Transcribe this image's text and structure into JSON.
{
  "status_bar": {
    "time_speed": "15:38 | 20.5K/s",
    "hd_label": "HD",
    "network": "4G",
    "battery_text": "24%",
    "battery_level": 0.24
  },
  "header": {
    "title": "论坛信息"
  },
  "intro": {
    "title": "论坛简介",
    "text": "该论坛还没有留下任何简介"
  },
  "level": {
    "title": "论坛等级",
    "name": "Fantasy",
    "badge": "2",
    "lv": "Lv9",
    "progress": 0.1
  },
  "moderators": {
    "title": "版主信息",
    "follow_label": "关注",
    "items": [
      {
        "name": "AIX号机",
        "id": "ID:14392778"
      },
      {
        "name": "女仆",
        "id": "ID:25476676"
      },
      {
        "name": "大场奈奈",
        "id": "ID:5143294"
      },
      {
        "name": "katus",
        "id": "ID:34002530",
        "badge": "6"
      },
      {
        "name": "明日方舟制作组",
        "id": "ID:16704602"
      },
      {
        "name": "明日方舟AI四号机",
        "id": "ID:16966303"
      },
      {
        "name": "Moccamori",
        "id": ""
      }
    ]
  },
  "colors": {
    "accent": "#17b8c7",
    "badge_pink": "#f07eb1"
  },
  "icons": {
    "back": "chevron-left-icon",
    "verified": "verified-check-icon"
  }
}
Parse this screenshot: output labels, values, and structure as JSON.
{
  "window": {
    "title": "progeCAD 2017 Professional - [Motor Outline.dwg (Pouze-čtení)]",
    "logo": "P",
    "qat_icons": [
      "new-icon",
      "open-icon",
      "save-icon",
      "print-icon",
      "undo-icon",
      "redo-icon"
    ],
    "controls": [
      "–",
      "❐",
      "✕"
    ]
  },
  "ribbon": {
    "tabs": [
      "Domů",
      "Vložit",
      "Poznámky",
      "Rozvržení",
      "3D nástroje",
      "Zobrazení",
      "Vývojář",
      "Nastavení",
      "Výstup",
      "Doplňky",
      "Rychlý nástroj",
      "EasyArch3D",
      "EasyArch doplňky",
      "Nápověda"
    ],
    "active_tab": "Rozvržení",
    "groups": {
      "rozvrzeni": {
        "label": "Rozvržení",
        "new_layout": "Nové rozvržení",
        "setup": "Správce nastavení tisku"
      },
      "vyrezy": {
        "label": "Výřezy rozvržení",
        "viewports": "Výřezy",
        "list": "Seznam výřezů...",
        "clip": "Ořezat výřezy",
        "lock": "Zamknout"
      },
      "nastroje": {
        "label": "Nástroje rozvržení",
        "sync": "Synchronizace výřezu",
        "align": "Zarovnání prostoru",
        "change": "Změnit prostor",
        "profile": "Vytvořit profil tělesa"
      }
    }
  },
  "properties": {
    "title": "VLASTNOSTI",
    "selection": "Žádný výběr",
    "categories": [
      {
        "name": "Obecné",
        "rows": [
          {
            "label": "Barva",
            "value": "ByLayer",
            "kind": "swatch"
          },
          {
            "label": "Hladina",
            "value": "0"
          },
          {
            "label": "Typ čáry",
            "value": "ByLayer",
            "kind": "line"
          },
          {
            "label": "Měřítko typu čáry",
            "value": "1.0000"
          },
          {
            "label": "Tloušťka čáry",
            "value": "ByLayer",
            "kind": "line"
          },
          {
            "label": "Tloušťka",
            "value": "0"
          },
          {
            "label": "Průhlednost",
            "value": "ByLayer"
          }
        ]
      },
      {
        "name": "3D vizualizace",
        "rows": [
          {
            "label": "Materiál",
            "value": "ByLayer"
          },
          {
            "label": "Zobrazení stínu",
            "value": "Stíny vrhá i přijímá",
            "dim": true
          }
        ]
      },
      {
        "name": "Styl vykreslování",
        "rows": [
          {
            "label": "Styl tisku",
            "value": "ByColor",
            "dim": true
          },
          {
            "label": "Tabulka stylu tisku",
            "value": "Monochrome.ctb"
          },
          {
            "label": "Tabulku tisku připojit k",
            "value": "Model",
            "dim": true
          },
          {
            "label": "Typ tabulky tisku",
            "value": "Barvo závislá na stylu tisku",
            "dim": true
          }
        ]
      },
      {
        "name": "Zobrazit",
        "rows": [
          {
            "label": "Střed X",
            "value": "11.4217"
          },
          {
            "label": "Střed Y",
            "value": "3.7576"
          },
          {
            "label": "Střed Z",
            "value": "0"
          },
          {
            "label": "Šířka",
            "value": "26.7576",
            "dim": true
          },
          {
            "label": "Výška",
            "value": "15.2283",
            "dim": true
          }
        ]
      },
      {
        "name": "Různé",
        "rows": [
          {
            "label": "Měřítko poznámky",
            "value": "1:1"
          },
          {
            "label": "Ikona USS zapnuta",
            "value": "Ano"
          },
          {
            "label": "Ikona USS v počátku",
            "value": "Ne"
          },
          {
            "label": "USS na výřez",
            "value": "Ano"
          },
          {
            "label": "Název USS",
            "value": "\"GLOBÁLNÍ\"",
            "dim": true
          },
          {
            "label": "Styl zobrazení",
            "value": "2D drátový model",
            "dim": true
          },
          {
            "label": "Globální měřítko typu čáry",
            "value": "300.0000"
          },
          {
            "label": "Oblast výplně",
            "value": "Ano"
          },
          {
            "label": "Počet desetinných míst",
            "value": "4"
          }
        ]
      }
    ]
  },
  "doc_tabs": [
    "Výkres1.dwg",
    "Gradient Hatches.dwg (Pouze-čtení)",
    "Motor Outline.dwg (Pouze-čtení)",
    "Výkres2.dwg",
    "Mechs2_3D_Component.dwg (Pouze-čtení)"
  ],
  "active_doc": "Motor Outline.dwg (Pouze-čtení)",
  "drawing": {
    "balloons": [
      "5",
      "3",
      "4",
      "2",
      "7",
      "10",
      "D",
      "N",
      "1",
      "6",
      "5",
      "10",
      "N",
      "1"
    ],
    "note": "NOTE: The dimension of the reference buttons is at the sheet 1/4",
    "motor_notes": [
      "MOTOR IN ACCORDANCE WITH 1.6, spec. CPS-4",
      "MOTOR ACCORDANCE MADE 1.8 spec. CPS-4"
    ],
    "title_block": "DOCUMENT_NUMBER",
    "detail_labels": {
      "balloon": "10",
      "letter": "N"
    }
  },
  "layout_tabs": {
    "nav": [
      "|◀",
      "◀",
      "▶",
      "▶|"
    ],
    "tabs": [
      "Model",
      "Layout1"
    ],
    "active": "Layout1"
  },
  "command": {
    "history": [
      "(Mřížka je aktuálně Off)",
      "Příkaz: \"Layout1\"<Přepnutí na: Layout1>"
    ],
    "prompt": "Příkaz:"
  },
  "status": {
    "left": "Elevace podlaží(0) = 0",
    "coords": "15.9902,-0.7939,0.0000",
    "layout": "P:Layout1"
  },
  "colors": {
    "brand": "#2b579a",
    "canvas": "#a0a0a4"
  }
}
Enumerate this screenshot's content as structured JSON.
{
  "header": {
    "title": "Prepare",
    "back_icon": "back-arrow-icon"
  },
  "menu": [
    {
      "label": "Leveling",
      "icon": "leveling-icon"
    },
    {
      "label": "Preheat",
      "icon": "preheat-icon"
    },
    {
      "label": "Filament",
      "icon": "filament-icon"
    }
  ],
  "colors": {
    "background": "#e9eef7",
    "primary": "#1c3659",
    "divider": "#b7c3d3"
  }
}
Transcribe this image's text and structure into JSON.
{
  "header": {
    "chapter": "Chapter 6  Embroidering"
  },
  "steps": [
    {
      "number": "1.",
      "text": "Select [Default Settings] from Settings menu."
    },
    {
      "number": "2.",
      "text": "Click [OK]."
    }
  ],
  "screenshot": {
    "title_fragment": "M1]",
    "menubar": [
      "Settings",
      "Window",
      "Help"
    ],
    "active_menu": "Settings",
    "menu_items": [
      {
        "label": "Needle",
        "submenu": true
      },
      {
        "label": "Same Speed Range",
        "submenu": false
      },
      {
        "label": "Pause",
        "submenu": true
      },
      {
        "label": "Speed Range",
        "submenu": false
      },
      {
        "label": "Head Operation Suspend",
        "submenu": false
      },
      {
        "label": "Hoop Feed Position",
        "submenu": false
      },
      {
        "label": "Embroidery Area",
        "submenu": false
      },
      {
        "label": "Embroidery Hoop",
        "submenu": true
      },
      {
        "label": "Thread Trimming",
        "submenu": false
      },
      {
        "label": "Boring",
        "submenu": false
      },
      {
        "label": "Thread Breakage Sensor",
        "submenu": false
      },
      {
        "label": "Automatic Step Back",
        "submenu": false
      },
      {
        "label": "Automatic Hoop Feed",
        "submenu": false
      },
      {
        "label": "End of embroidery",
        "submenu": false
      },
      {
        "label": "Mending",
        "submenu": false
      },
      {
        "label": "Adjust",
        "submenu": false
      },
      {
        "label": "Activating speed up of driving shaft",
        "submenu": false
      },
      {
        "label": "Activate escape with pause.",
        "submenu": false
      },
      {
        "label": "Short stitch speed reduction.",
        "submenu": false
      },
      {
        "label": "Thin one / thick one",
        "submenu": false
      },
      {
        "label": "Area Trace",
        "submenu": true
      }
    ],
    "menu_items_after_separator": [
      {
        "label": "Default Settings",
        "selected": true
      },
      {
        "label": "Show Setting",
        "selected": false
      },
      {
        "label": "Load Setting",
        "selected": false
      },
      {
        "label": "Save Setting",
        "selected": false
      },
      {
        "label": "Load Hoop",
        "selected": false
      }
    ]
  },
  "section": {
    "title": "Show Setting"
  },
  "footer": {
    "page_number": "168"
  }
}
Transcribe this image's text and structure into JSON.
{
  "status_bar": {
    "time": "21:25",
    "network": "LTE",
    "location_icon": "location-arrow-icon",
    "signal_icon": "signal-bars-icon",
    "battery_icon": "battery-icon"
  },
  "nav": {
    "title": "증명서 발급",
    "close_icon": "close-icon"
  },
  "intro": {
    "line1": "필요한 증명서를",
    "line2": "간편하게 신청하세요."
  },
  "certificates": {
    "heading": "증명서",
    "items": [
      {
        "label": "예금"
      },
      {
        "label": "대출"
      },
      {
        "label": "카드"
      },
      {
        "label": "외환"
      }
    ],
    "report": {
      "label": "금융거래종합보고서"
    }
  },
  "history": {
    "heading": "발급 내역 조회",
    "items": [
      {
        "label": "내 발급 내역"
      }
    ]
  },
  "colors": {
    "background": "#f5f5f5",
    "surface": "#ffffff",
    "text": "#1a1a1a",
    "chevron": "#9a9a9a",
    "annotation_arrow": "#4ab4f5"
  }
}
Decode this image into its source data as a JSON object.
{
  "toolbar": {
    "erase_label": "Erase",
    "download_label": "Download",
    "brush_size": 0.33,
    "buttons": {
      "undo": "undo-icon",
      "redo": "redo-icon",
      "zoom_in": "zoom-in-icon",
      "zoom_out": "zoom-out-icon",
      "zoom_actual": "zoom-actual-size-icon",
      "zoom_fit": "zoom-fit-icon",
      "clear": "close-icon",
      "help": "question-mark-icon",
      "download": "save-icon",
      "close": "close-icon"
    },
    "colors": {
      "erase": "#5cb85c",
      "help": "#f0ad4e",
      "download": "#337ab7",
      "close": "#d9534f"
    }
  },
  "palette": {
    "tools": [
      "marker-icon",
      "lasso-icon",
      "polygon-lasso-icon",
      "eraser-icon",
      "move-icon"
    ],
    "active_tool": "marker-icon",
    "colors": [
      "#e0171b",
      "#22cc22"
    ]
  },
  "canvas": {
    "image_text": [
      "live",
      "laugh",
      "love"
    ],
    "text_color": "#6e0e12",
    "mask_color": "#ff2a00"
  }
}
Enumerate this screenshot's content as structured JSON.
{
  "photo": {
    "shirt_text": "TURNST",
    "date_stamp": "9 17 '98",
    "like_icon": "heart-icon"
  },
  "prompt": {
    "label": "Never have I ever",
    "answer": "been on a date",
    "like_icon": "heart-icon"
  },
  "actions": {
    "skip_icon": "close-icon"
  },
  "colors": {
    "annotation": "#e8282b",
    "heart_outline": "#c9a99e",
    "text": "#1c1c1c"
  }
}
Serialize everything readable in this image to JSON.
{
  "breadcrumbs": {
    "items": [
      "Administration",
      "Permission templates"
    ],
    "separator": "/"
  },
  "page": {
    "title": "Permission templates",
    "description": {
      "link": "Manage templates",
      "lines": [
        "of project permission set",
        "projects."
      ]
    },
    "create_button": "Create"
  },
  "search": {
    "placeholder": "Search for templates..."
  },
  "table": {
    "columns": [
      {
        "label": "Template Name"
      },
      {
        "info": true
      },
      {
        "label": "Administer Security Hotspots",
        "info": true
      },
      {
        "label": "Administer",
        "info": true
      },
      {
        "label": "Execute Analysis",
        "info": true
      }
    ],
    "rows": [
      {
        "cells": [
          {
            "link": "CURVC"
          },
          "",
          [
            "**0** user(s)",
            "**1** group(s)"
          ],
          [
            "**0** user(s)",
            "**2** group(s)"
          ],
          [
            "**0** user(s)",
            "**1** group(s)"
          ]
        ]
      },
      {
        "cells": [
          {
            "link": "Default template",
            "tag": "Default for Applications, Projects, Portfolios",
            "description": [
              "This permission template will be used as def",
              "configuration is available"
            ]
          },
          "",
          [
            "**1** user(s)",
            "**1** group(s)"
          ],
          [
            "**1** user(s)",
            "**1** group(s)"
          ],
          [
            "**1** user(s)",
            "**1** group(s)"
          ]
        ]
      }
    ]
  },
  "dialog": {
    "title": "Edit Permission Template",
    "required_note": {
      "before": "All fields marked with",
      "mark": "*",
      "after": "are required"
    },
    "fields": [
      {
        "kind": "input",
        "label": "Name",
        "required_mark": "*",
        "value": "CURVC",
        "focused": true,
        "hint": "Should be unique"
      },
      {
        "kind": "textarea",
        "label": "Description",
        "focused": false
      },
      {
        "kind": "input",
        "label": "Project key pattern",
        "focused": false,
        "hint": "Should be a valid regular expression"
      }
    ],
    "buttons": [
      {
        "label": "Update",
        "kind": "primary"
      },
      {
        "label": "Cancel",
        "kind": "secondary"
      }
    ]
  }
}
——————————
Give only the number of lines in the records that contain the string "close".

5